Task: If a line in the entries below includes "this", show that line.

(Items from an interface collection)

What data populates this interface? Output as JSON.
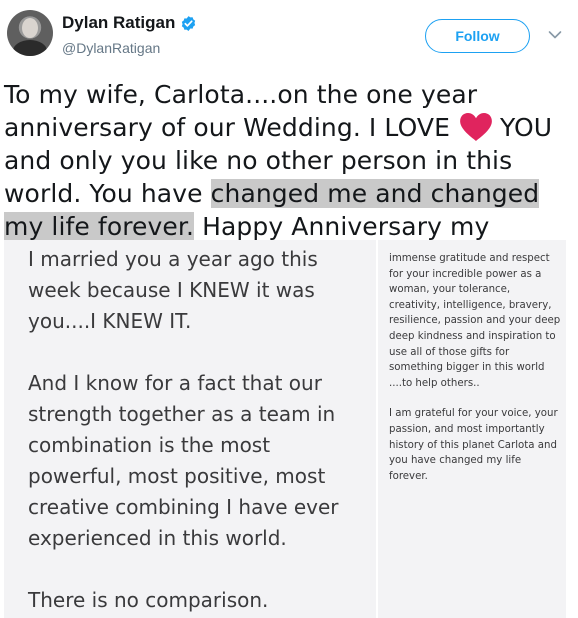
{
  "author": {
    "display_name": "Dylan Ratigan",
    "handle": "@DylanRatigan",
    "verified": true
  },
  "actions": {
    "follow_label": "Follow"
  },
  "colors": {
    "accent": "#1da1f2",
    "highlight": "#c9c9c9",
    "heart": "#e0245e"
  },
  "icons": [
    "verified-icon",
    "chevron-down-icon",
    "heart-icon"
  ],
  "tweet": {
    "part1": "To my wife, Carlota....on the one year anniversary of our Wedding. I LOVE",
    "part2": "YOU and only you like no other person in this world. You have",
    "highlighted": "changed me and changed my life forever.",
    "part3": "Happy Anniversary my love...."
  },
  "note_left": {
    "paragraphs": [
      "I married you a year ago this week because I KNEW it was you....I KNEW IT.",
      "And I know for a fact that our strength together as a team in combination is the most powerful, most positive, most creative combining I have ever experienced in this world.",
      "There is no comparison."
    ]
  },
  "note_right": {
    "paragraphs": [
      "immense gratitude and respect for your incredible power as a woman, your tolerance, creativity, intelligence, bravery, resilience, passion and your deep deep kindness and inspiration to use all of those gifts for something bigger in this world ....to help others..",
      "I am grateful for your voice, your passion, and most importantly history of this planet Carlota and you have changed my life forever."
    ]
  }
}
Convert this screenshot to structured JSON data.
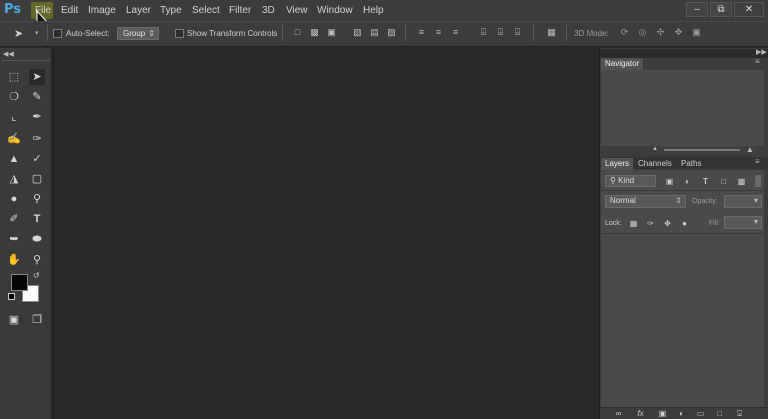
{
  "app": {
    "logo_text": "Ps",
    "menus": [
      "File",
      "Edit",
      "Image",
      "Layer",
      "Type",
      "Select",
      "Filter",
      "3D",
      "View",
      "Window",
      "Help"
    ],
    "active_menu": "File",
    "highlight_color": "#8a8a18",
    "window_controls": [
      "minimize-icon",
      "restore-icon",
      "close-icon"
    ]
  },
  "options_bar": {
    "auto_select_label": "Auto-Select:",
    "group_value": "Group",
    "show_transform_label": "Show Transform Controls",
    "mode_3d_label": "3D Mode:"
  },
  "navigator": {
    "tab": "Navigator"
  },
  "layers_panel": {
    "tabs": [
      "Layers",
      "Channels",
      "Paths"
    ],
    "active_tab": "Layers",
    "kind_label": "Kind",
    "blend_mode": "Normal",
    "opacity_label": "Opacity:",
    "lock_label": "Lock:",
    "fill_label": "Fill:"
  },
  "colors": {
    "foreground": "#050505",
    "background": "#ffffff",
    "logo": "#4aa8e8"
  }
}
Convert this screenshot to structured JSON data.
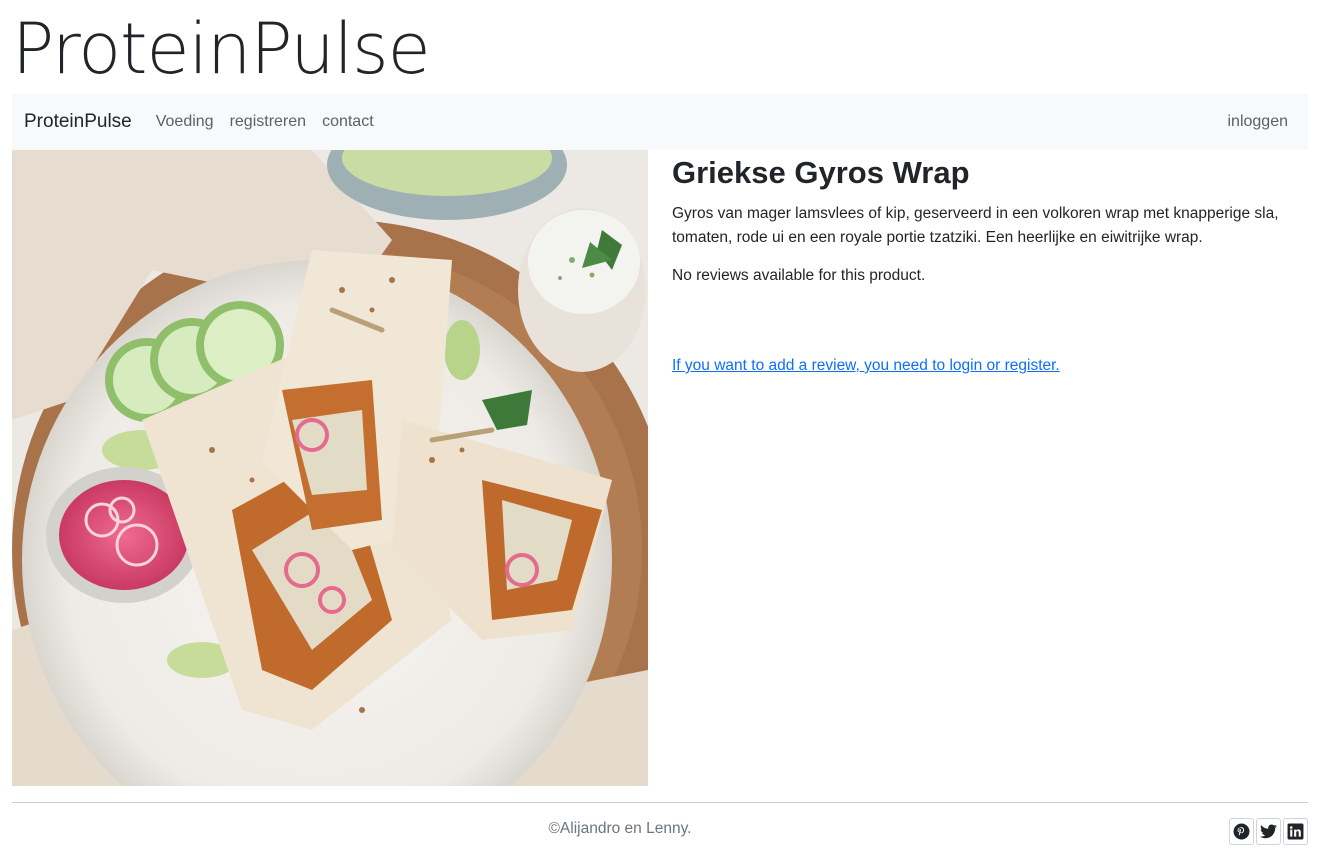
{
  "site": {
    "title": "ProteinPulse"
  },
  "navbar": {
    "brand": "ProteinPulse",
    "links": [
      "Voeding",
      "registreren",
      "contact"
    ],
    "login": "inloggen"
  },
  "product": {
    "title": "Griekse Gyros Wrap",
    "description": "Gyros van mager lamsvlees of kip, geserveerd in een volkoren wrap met knapperige sla, tomaten, rode ui en een royale portie tzatziki. Een heerlijke en eiwitrijke wrap.",
    "no_reviews": "No reviews available for this product.",
    "review_prompt": "If you want to add a review, you need to login or register."
  },
  "footer": {
    "copyright": "©Alijandro en Lenny.",
    "socials": [
      "pinterest-icon",
      "twitter-icon",
      "linkedin-icon"
    ]
  },
  "colors": {
    "navbar_bg": "#f8f9fa",
    "link": "#0d6efd"
  }
}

Result:
What data populates this interface? Output as JSON.
    "part2": "YOU and only you like no other person in this world. You have",
      "I married you a year ago this week because I KNEW it was you....I KNEW IT.",
      "And I know for a fact that our strength together as a team in combination is the most powerful, most positive, most creative combining I have ever experienced in this world.",
      "immense gratitude and respect for your incredible power as a woman, your tolerance, creativity, intelligence, bravery, resilience, passion and your deep deep kindness and inspiration to use all of those gifts for something bigger in this world ....to help others..",
      "I am grateful for your voice, your passion, and most importantly history of this planet Carlota and you have changed my life forever."
Convert this screenshot to structured JSON data.
Convert this screenshot to structured JSON data.
    "no_reviews": "No reviews available for this product.",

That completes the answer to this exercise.